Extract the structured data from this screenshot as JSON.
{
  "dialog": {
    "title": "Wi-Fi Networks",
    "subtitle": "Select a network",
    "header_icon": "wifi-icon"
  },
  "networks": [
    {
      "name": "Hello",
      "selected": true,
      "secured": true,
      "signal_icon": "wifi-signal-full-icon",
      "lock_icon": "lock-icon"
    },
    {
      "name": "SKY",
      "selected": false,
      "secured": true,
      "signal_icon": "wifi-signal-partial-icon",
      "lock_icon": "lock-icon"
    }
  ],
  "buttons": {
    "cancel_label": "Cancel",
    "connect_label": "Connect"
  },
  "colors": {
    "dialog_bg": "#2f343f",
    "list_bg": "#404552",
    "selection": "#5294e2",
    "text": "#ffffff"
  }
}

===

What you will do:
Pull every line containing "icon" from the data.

Written answer:
    "header_icon": "wifi-icon"
      "signal_icon": "wifi-signal-full-icon",
      "lock_icon": "lock-icon"
      "signal_icon": "wifi-signal-partial-icon",
      "lock_icon": "lock-icon"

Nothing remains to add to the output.